Records from a collection:

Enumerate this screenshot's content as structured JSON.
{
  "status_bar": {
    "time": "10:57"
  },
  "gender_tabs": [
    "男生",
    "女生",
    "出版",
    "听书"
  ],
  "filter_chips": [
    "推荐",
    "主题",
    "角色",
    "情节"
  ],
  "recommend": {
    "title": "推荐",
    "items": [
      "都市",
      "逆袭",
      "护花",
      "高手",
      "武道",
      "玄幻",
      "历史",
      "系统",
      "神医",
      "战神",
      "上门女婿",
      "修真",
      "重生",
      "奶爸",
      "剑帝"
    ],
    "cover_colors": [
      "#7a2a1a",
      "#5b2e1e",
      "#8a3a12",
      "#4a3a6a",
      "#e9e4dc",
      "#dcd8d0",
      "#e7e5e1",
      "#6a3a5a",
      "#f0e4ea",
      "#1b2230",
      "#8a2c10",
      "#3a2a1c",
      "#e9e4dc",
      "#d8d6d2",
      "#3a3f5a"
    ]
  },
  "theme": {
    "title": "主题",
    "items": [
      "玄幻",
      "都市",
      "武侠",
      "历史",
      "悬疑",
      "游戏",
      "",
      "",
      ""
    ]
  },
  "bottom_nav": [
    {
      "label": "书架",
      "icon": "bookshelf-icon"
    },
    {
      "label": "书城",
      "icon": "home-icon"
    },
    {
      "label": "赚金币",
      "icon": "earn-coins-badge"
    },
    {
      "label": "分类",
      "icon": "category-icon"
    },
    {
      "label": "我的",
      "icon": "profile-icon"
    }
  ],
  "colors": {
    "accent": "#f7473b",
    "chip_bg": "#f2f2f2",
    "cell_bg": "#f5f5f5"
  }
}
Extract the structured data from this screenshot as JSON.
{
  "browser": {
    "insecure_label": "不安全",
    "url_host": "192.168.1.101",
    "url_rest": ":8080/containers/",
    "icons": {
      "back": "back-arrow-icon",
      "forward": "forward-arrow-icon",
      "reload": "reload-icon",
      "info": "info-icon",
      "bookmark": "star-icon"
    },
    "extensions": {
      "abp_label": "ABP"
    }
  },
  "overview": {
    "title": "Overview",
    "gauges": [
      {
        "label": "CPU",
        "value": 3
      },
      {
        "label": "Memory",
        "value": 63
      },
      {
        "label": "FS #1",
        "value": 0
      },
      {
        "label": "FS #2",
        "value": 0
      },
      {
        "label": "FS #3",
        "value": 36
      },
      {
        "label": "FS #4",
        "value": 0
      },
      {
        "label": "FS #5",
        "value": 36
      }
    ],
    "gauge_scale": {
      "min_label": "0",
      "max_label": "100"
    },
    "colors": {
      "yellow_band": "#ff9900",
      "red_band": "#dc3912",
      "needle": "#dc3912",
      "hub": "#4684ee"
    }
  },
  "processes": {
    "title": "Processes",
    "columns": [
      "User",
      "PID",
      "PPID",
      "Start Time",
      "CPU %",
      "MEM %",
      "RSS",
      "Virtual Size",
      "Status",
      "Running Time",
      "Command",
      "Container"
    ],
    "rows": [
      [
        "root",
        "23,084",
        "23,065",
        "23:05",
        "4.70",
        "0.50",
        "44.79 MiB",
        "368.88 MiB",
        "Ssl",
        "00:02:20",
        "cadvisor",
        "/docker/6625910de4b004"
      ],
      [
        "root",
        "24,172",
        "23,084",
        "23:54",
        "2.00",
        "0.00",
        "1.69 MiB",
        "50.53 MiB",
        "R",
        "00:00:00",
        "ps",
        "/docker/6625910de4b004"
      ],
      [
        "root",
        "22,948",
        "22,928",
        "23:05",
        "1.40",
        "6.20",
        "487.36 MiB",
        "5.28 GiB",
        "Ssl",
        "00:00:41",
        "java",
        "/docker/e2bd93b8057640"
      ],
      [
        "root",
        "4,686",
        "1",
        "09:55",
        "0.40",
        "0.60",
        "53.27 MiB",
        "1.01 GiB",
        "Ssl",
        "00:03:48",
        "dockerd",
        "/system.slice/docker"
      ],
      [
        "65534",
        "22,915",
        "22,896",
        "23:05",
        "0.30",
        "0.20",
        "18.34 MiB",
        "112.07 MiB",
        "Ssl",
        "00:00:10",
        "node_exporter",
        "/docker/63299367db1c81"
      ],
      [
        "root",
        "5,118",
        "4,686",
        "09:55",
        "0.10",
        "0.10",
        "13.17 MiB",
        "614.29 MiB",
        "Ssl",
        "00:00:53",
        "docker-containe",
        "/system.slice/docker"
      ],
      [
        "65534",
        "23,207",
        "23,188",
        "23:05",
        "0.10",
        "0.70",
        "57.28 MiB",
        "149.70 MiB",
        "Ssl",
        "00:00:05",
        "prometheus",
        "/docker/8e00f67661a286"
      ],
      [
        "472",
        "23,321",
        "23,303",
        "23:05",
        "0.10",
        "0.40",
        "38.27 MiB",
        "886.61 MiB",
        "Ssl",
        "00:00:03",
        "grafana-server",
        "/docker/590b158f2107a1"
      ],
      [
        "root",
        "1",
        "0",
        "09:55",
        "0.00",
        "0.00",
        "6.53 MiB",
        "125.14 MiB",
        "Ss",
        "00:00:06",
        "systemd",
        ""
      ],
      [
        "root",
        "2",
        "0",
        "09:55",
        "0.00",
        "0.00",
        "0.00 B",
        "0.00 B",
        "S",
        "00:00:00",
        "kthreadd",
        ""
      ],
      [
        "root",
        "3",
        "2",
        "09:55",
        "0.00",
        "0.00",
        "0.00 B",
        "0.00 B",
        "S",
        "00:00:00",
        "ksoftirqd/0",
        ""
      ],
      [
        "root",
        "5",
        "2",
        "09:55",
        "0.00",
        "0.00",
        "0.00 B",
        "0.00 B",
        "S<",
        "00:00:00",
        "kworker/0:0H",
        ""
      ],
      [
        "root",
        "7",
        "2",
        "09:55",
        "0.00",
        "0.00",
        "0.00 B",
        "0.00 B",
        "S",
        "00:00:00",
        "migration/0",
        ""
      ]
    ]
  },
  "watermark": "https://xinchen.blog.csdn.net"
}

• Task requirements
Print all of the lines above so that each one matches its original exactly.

• Answer to the problem
Enumerate this screenshot's content as structured JSON.
{
  "status_bar": {
    "time": "10:57"
  },
  "gender_tabs": [
    "男生",
    "女生",
    "出版",
    "听书"
  ],
  "filter_chips": [
    "推荐",
    "主题",
    "角色",
    "情节"
  ],
  "recommend": {
    "title": "推荐",
    "items": [
      "都市",
      "逆袭",
      "护花",
      "高手",
      "武道",
      "玄幻",
      "历史",
      "系统",
      "神医",
      "战神",
      "上门女婿",
      "修真",
      "重生",
      "奶爸",
      "剑帝"
    ],
    "cover_colors": [
      "#7a2a1a",
      "#5b2e1e",
      "#8a3a12",
      "#4a3a6a",
      "#e9e4dc",
      "#dcd8d0",
      "#e7e5e1",
      "#6a3a5a",
      "#f0e4ea",
      "#1b2230",
      "#8a2c10",
      "#3a2a1c",
      "#e9e4dc",
      "#d8d6d2",
      "#3a3f5a"
    ]
  },
  "theme": {
    "title": "主题",
    "items": [
      "玄幻",
      "都市",
      "武侠",
      "历史",
      "悬疑",
      "游戏",
      "",
      "",
      ""
    ]
  },
  "bottom_nav": [
    {
      "label": "书架",
      "icon": "bookshelf-icon"
    },
    {
      "label": "书城",
      "icon": "home-icon"
    },
    {
      "label": "赚金币",
      "icon": "earn-coins-badge"
    },
    {
      "label": "分类",
      "icon": "category-icon"
    },
    {
      "label": "我的",
      "icon": "profile-icon"
    }
  ],
  "colors": {
    "accent": "#f7473b",
    "chip_bg": "#f2f2f2",
    "cell_bg": "#f5f5f5"
  }
}
Extract the structured data from this screenshot as JSON.
{
  "browser": {
    "insecure_label": "不安全",
    "url_host": "192.168.1.101",
    "url_rest": ":8080/containers/",
    "icons": {
      "back": "back-arrow-icon",
      "forward": "forward-arrow-icon",
      "reload": "reload-icon",
      "info": "info-icon",
      "bookmark": "star-icon"
    },
    "extensions": {
      "abp_label": "ABP"
    }
  },
  "overview": {
    "title": "Overview",
    "gauges": [
      {
        "label": "CPU",
        "value": 3
      },
      {
        "label": "Memory",
        "value": 63
      },
      {
        "label": "FS #1",
        "value": 0
      },
      {
        "label": "FS #2",
        "value": 0
      },
      {
        "label": "FS #3",
        "value": 36
      },
      {
        "label": "FS #4",
        "value": 0
      },
      {
        "label": "FS #5",
        "value": 36
      }
    ],
    "gauge_scale": {
      "min_label": "0",
      "max_label": "100"
    },
    "colors": {
      "yellow_band": "#ff9900",
      "red_band": "#dc3912",
      "needle": "#dc3912",
      "hub": "#4684ee"
    }
  },
  "processes": {
    "title": "Processes",
    "columns": [
      "User",
      "PID",
      "PPID",
      "Start Time",
      "CPU %",
      "MEM %",
      "RSS",
      "Virtual Size",
      "Status",
      "Running Time",
      "Command",
      "Container"
    ],
    "rows": [
      [
        "root",
        "23,084",
        "23,065",
        "23:05",
        "4.70",
        "0.50",
        "44.79 MiB",
        "368.88 MiB",
        "Ssl",
        "00:02:20",
        "cadvisor",
        "/docker/6625910de4b004"
      ],
      [
        "root",
        "24,172",
        "23,084",
        "23:54",
        "2.00",
        "0.00",
        "1.69 MiB",
        "50.53 MiB",
        "R",
        "00:00:00",
        "ps",
        "/docker/6625910de4b004"
      ],
      [
        "root",
        "22,948",
        "22,928",
        "23:05",
        "1.40",
        "6.20",
        "487.36 MiB",
        "5.28 GiB",
        "Ssl",
        "00:00:41",
        "java",
        "/docker/e2bd93b8057640"
      ],
      [
        "root",
        "4,686",
        "1",
        "09:55",
        "0.40",
        "0.60",
        "53.27 MiB",
        "1.01 GiB",
        "Ssl",
        "00:03:48",
        "dockerd",
        "/system.slice/docker"
      ],
      [
        "65534",
        "22,915",
        "22,896",
        "23:05",
        "0.30",
        "0.20",
        "18.34 MiB",
        "112.07 MiB",
        "Ssl",
        "00:00:10",
        "node_exporter",
        "/docker/63299367db1c81"
      ],
      [
        "root",
        "5,118",
        "4,686",
        "09:55",
        "0.10",
        "0.10",
        "13.17 MiB",
        "614.29 MiB",
        "Ssl",
        "00:00:53",
        "docker-containe",
        "/system.slice/docker"
      ],
      [
        "65534",
        "23,207",
        "23,188",
        "23:05",
        "0.10",
        "0.70",
        "57.28 MiB",
        "149.70 MiB",
        "Ssl",
        "00:00:05",
        "prometheus",
        "/docker/8e00f67661a286"
      ],
      [
        "472",
        "23,321",
        "23,303",
        "23:05",
        "0.10",
        "0.40",
        "38.27 MiB",
        "886.61 MiB",
        "Ssl",
        "00:00:03",
        "grafana-server",
        "/docker/590b158f2107a1"
      ],
      [
        "root",
        "1",
        "0",
        "09:55",
        "0.00",
        "0.00",
        "6.53 MiB",
        "125.14 MiB",
        "Ss",
        "00:00:06",
        "systemd",
        ""
      ],
      [
        "root",
        "2",
        "0",
        "09:55",
        "0.00",
        "0.00",
        "0.00 B",
        "0.00 B",
        "S",
        "00:00:00",
        "kthreadd",
        ""
      ],
      [
        "root",
        "3",
        "2",
        "09:55",
        "0.00",
        "0.00",
        "0.00 B",
        "0.00 B",
        "S",
        "00:00:00",
        "ksoftirqd/0",
        ""
      ],
      [
        "root",
        "5",
        "2",
        "09:55",
        "0.00",
        "0.00",
        "0.00 B",
        "0.00 B",
        "S<",
        "00:00:00",
        "kworker/0:0H",
        ""
      ],
      [
        "root",
        "7",
        "2",
        "09:55",
        "0.00",
        "0.00",
        "0.00 B",
        "0.00 B",
        "S",
        "00:00:00",
        "migration/0",
        ""
      ]
    ]
  },
  "watermark": "https://xinchen.blog.csdn.net"
}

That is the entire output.